   108 \<close>

   109

   110

   111 subsubsection \<open>Term reconstruction in ML\<close>

   112

   113 text \<open>

   114   Results from evaluation in ML must be

   115   turned into Isabelle's internal term representation again.  Since

   116   that setup is highly configurable, it is never assumed to be trustable.

   117   Hence evaluation in ML provides no full term reconstruction

   118   but distinguishes the following kinds:

   119

   120   \begin{description}

   121

   122     \item[Plain evaluation.]  A term is normalized using the vanilla

   123       term reconstruction from ML to Isabelle; this is a pragmatic

   124       approach for applications which do not need trustability.

   125

   126     \item[Property conversion.]  Evaluates propositions; since these

   127       are monomorphic, the term reconstruction is fixed once and for all

   128       and therefore trustable -- in the sense that only the regular

   129       code generator setup has to be trusted, without relying

   130       on term reconstruction from ML to Isabelle.

   131

   132   \end{description}

   133

   134   \noindent The different degree of trustability is also manifest in the

   135   types of the corresponding ML functions: plain evaluation

   136   operates on uncertified terms, whereas property conversion

   137   operates on certified terms.

   138 \<close>

   139

   140

   141 subsubsection \<open>The partiality principle \label{sec:partiality_principle}\<close>

   142

   143 text \<open>

   144   During evaluation exceptions indicating a pattern

   145   match failure or a non-implemented function are treated specially:

   146   as sketched in \secref{sec:partiality}, such

   147   exceptions can be interpreted as partiality.  For plain evaluation,

   148   the result hence is optional; property conversion falls back

   149   to reflexivity in such cases.

   150 \<close>

   151

   152

   153 subsubsection \<open>Schematic overview\<close>

   154

   155 text \<open>

   156   \newcommand{\ttsize}{\fontsize{5.8pt}{8pt}\selectfont}

   157   \fontsize{9pt}{12pt}\selectfont

   158   \begin{tabular}{l||c|c|c}

   159     & @{text simp} & @{text nbe} & @{text code} \tabularnewline \hline \hline

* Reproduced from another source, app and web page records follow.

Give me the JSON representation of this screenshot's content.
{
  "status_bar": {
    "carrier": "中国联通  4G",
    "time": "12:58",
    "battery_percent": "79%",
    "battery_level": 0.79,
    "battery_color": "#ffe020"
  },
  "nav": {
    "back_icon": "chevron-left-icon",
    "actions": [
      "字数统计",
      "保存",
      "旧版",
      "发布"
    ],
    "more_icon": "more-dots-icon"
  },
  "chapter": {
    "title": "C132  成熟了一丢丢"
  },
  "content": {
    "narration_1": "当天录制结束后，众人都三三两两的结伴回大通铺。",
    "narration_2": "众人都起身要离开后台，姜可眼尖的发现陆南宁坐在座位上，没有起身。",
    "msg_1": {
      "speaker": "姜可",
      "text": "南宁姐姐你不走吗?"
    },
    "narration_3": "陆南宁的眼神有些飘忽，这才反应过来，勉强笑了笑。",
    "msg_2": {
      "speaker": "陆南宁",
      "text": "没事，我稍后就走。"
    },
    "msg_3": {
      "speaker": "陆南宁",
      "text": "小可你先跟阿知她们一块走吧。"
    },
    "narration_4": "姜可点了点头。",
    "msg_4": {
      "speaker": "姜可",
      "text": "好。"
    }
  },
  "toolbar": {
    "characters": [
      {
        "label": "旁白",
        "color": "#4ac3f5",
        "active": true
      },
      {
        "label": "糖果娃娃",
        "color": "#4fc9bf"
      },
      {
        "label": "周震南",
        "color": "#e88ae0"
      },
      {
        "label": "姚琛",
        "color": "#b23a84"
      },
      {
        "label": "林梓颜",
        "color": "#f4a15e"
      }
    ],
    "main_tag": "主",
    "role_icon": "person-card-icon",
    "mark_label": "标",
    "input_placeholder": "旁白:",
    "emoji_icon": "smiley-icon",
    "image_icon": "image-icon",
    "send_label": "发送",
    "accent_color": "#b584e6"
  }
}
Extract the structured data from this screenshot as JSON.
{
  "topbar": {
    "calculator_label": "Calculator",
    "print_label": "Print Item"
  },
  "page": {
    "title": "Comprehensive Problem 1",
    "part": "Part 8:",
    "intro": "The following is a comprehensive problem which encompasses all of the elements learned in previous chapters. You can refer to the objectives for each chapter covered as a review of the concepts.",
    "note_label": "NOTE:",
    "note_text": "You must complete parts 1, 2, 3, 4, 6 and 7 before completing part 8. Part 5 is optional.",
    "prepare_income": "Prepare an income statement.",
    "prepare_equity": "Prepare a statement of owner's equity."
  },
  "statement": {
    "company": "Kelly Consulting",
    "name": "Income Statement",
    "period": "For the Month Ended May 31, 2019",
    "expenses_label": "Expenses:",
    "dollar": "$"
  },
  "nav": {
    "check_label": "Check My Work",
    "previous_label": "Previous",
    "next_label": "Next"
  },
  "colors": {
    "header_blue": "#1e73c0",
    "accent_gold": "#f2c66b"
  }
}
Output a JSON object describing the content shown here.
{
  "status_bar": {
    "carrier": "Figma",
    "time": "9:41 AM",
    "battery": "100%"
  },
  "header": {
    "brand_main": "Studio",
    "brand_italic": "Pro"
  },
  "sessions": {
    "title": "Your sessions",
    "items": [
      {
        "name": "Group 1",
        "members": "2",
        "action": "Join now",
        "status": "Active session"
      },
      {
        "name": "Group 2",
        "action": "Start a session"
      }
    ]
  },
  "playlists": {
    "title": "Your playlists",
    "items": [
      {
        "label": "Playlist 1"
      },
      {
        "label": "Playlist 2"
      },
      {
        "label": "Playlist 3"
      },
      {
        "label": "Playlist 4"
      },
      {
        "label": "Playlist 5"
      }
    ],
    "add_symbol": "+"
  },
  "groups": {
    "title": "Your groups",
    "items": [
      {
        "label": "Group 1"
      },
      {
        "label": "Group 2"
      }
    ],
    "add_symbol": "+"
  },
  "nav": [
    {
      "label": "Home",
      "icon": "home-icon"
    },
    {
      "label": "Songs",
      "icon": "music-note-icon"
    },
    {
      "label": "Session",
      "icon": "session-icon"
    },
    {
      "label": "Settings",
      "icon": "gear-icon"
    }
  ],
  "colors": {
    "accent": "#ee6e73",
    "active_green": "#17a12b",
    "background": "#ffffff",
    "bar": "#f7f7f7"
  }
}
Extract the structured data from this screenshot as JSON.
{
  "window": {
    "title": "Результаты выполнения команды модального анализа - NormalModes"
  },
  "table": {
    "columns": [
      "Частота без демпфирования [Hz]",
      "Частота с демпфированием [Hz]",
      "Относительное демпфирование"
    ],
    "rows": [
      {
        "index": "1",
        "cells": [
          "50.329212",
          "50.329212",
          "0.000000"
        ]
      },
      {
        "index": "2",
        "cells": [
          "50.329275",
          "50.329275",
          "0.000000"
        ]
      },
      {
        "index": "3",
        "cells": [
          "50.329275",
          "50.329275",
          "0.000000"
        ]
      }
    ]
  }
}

   160     interactive evaluation & @{command value} @{text "[simp]"} & @{command value} @{text "[nbe]"} & @{command value} @{text "[code]"} \tabularnewline

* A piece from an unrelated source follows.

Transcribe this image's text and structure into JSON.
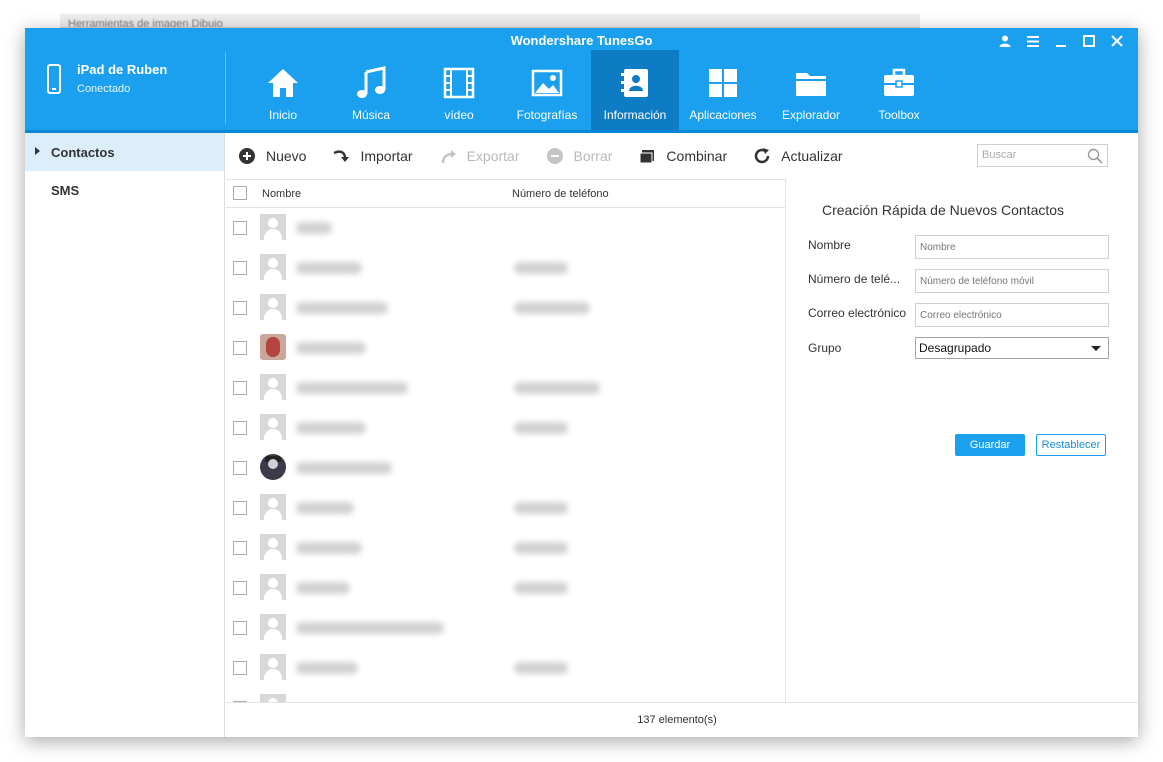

   161     plain evaluation & & & \ttsize@{ML "Code_Evaluation.dynamic_value"} \tabularnewline \hline

   162     evaluation method & @{method code_simp} & @{method normalization} & @{method eval} \tabularnewline

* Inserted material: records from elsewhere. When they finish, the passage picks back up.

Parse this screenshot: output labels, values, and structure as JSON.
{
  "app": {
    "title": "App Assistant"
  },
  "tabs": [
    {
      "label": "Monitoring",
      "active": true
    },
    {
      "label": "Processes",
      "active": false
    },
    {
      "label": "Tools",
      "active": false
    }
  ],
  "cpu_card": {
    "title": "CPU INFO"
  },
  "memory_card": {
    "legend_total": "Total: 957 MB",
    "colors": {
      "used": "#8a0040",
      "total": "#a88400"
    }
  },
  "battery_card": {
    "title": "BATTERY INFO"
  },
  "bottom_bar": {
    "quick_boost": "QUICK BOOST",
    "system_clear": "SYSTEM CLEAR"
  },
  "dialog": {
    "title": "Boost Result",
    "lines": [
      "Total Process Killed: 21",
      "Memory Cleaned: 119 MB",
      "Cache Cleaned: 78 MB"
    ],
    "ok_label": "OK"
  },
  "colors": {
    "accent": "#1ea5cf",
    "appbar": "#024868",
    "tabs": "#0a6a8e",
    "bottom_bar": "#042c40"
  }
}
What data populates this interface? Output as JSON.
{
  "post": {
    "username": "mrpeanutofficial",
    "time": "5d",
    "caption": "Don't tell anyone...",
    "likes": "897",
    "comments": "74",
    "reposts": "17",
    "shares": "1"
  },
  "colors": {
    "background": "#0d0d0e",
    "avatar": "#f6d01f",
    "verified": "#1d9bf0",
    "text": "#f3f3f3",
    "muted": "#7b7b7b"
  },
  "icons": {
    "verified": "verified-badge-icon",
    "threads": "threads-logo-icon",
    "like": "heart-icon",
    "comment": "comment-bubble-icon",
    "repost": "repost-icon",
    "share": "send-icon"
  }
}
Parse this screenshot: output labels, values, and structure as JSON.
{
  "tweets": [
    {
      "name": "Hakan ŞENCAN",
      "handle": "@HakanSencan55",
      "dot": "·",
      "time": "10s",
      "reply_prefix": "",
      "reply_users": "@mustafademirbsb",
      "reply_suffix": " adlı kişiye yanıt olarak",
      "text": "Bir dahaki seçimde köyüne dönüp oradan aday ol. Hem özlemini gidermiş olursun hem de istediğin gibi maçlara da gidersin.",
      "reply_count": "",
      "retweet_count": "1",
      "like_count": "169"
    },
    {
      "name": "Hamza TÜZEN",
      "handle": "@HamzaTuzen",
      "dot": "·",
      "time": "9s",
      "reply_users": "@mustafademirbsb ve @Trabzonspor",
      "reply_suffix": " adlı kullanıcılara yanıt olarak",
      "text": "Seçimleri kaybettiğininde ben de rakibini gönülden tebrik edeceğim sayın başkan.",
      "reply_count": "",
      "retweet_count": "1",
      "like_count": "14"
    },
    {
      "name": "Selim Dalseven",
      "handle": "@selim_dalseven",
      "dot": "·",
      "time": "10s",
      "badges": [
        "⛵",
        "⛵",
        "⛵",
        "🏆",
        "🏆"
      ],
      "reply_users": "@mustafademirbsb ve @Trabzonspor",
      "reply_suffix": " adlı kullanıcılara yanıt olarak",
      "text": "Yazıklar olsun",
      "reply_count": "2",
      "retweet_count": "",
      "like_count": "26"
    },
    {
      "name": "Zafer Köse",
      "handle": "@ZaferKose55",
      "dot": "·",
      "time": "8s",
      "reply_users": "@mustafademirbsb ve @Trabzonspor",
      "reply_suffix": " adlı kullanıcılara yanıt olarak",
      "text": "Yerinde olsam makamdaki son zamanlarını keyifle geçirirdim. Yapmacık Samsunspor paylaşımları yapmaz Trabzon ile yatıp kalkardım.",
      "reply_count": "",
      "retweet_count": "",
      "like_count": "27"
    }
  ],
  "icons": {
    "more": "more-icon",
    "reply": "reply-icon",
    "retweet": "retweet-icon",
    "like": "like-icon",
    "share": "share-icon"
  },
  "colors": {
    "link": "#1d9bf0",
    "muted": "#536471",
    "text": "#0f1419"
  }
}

   163     property conversion & & & \ttsize@{ML "Code_Runtime.dynamic_holds_conv"} \tabularnewline \hline

   164     conversion & \ttsize@{ML "Code_Simp.dynamic_conv"} & \ttsize@{ML "Nbe.dynamic_conv"}

   165   \end{tabular}

   166 \<close>

   167

   168

   169 subsection \<open>Static evaluation\<close>

   170

   171 text \<open>

   172   When implementing proof procedures using evaluation,

   173   in most cases the code generator setup is appropriate

   174   \qt{as it was} when the proof procedure was written in ML,

   175   not an arbitrary later potentially modified setup.  This is

   176   called static evaluation.

   177 \<close>

   178

   179

   180 subsubsection \<open>Static evaluation using @{text simp} and @{text nbe}\<close>

   181

   182 text \<open>

   183   For @{text simp} and @{text nbe} static evaluation can be achieved using

   184   @{ML Code_Simp.static_conv} and @{ML Nbe.static_conv}.

   185   Note that @{ML Nbe.static_conv} by its very nature

   186   requires an invocation of the ML compiler for every call,

   187   which can produce significant overhead.

   188 \<close>

   189

   190

   191 subsubsection \<open>Intimate connection between logic and system runtime\<close>

   192

   193 text \<open>

   194   Static evaluation for @{text eval} operates differently --

   195   the required generated code is inserted directly into an ML

   196   block using antiquotations.  The idea is that generated

   197   code performing static evaluation (called a \<^emph>\<open>computation\<close>)

   198   is compiled once and for all such that later calls do not

   199   require any invocation of the code generator or the ML

   200   compiler at all.  This topic deserved a dedicated chapter

   201   \secref{sec:computations}.

   202 \<close>

   203

   204 end